*Task item*:
Below are some records. Pull every line that contains the word "feature".

*Data*:
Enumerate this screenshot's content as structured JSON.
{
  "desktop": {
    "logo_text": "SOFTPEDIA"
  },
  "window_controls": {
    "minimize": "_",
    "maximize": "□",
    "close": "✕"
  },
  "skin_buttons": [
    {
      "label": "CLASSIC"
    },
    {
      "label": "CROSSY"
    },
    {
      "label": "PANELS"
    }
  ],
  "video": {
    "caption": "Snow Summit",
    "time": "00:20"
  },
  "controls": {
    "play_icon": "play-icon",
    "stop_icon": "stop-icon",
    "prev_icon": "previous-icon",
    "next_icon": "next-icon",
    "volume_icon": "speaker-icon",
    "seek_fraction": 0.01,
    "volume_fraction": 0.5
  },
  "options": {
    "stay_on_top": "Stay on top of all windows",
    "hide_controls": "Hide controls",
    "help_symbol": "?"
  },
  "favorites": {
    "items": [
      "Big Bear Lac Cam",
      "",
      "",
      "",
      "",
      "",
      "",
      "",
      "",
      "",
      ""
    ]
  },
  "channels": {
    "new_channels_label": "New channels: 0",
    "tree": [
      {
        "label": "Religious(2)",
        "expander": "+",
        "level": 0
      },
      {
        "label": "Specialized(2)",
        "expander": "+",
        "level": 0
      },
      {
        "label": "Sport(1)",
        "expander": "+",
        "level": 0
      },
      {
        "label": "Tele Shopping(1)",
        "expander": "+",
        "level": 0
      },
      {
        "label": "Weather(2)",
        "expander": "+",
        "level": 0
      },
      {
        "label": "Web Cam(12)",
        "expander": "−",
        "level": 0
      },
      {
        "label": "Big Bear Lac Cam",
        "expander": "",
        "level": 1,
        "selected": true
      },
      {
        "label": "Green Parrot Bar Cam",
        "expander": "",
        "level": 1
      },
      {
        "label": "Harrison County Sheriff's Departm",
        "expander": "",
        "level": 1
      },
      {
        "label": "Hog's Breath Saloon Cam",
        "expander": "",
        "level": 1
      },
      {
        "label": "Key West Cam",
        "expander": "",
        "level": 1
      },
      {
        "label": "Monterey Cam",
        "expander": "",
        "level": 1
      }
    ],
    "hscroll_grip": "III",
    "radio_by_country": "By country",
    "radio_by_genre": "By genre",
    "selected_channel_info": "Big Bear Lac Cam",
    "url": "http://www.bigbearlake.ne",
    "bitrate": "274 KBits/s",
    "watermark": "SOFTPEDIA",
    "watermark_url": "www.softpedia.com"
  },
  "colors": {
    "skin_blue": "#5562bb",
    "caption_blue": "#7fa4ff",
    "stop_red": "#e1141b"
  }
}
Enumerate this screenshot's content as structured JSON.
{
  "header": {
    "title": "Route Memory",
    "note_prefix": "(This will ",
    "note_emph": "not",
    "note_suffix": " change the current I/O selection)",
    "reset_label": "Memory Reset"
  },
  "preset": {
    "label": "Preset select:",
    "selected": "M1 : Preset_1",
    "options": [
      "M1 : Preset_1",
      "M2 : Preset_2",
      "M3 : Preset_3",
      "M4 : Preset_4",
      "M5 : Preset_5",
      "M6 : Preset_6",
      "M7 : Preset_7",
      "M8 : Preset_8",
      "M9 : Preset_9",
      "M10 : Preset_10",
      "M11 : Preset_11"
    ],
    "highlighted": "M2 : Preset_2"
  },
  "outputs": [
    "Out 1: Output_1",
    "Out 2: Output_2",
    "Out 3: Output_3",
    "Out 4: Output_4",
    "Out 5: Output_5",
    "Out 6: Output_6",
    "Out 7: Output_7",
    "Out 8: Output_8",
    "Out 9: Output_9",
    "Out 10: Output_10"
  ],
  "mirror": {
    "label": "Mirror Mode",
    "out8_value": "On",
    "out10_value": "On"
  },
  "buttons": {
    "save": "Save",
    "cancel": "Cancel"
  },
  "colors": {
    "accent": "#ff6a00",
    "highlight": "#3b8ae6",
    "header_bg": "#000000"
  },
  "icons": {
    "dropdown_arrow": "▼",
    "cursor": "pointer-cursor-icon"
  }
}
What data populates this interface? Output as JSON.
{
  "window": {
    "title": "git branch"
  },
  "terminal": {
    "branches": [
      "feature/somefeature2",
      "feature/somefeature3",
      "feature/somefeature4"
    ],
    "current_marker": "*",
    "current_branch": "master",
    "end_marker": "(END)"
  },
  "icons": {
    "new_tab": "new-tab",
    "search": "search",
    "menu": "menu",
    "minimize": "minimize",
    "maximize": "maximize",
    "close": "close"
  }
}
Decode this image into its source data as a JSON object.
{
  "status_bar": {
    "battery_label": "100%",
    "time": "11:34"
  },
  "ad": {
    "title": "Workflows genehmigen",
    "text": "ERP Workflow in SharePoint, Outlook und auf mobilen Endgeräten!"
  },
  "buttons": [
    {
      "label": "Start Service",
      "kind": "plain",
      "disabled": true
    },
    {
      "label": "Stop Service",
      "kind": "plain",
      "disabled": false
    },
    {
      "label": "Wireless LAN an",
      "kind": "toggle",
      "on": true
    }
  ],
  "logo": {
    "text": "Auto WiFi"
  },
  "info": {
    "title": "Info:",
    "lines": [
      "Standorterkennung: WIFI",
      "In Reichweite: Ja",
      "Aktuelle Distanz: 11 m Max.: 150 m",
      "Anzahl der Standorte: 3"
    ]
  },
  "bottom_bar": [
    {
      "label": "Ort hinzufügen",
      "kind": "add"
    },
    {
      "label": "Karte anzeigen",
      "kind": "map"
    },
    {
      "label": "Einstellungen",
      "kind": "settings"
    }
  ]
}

*Reply*:
      "feature/somefeature2",
      "feature/somefeature3",
      "feature/somefeature4"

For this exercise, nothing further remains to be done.